Being centralized does not only mean a monopoly; it also means that there is a lack of safeguards. Options are not made available to businesses if ever their systems bog down due to comprehensive technical issues.
In the earlier chapters of the current year, the popular online music streaming app Spotify and messaging platform Discord suffered several outages, compromising their operations and the trust of their communities.
Upon scrutiny of the issue, it had been found out that the problem lies in what is called the “Traffic Director” a Google Cloud component. This facet of the service is in charge of configuring GCP’s load balancing layer.
In another incident back in 2020, Google services including Gmail, YouTube, and Google Drive, alongside other Google-linked solutions suddenly ceased working.
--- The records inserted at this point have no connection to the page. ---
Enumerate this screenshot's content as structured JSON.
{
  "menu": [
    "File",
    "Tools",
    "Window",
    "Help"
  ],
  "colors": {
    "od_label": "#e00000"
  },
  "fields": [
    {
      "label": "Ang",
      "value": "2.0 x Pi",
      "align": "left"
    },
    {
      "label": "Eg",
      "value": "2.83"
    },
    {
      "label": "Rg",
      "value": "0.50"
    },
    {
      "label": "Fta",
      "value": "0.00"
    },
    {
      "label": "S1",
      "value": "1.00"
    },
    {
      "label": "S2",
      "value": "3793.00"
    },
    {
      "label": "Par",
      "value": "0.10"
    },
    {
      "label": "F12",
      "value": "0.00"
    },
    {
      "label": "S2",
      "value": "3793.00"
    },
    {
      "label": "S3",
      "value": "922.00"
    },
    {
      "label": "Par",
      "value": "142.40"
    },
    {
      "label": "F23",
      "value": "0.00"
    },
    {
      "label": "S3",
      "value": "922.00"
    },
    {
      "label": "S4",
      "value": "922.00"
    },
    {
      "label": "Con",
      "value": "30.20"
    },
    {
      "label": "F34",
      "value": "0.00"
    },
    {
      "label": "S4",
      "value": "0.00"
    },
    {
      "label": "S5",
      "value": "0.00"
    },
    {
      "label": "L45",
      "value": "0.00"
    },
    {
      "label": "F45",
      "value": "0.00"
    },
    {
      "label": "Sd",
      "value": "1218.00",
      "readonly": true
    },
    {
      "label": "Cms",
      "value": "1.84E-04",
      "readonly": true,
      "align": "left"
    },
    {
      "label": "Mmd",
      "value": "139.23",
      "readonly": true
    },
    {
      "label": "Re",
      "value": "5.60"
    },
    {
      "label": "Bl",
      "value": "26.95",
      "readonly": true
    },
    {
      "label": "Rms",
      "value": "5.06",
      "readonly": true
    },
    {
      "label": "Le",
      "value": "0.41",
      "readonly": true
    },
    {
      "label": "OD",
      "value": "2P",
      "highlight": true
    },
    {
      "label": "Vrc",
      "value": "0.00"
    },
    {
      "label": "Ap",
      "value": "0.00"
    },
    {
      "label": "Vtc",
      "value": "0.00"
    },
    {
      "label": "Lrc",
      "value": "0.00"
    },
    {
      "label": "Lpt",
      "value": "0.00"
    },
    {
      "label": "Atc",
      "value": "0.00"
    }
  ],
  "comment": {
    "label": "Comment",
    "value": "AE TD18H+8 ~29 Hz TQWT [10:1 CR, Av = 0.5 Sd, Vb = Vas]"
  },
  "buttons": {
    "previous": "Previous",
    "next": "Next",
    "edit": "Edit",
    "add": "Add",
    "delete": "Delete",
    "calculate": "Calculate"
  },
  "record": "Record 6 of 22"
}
In a blog the same week the outage had occurred, Google had explained that the problem stemmed from its automated storage quota management system.
A change was made in October that year which saw the registry of the User ID Service with the new quota system. But as elements of the old one were left, it incorrectly reported usage. This resulted in a global crippling of Google’s services which amounted to 40,000. With YouTube and Gmail receiving the brunt of the damage, a lot of its users, especially those holding businesses through the platforms, had been left with notable losses.
Issues centered on the platforms of a big online service provider had sacrificed the potential earnings of the companies that rely on its service. If we are going to look at the issue from afar, the Spotify and Discord incident of 2021 and the global outage of 2020 could have well compromised more businesses. This is simply because the entire online community is entrenched in the solutions that Google provides daily.
With Web 3.0 being a gateway to a decentralized internet, being served by a singular, elite group is something we cannot afford. No matter how massive the global protocols may be, if entities like AWS and Google falter, they would bring a lot of online services down with them, causing catastrophic economic implications.
What Can We Do?
Panic is an easy reaction to being faced with such challenges in modern living. The threat of losing data from our emails and Social Media is a daunting thought to the point of being inconceivable.
Things get even worse when we are canceled by a titanic corporation that has a stake in our business.
However, with the strides that technology is making, several entities are thinking of ways to counter these threats, especially with our inevitable entry into Web 3.0.
Let’s take Q Blocks for example. This relatively young company is in the process of building the future of computing through the connection of all idle sources of computing across the globe. Q Blocks is doing this to create a potent decentralized computing platform.
Q Blocks’ initial offering comes in the form of an application that assists data science and machine learning teams to access affordable high-performance computing nodes that are encrypted from end to end and has impressive scalability.
The technology is said to be 10 times more affordable compared to what AWS currently offers. It does not have hidden costs nor will it charge its users with storage costs. It can be set up easily and can render results just as fast.
Another development comes from Pocket Network, a protocol described as an infrastructure middleware tasked to facilitate decentralized cloud computing. According to its Press Release, the protocol has abundant bandwidth on full nodes interoperable with DApps with over 21 blockchains.
The Pocket Network is a blockchain data ecosystem developed to handle Web 3.0 applications. It is perceived to be cost-efficient and can address scalability upon coordination and data distribution. Ideally, the interactions between blockchains and applications through the Pocket Network are smooth and secure.
What We Could Take Away
In theory, Web 3.0 has an appeal that would leave all the apprehensions of internet users about handling their data. It serves to offer optimized experiences that bring the world wide web to its highest expression, all while maintaining a healthy democracy. This gives DevOps plenty to gnaw on and in the internet community to anticipate.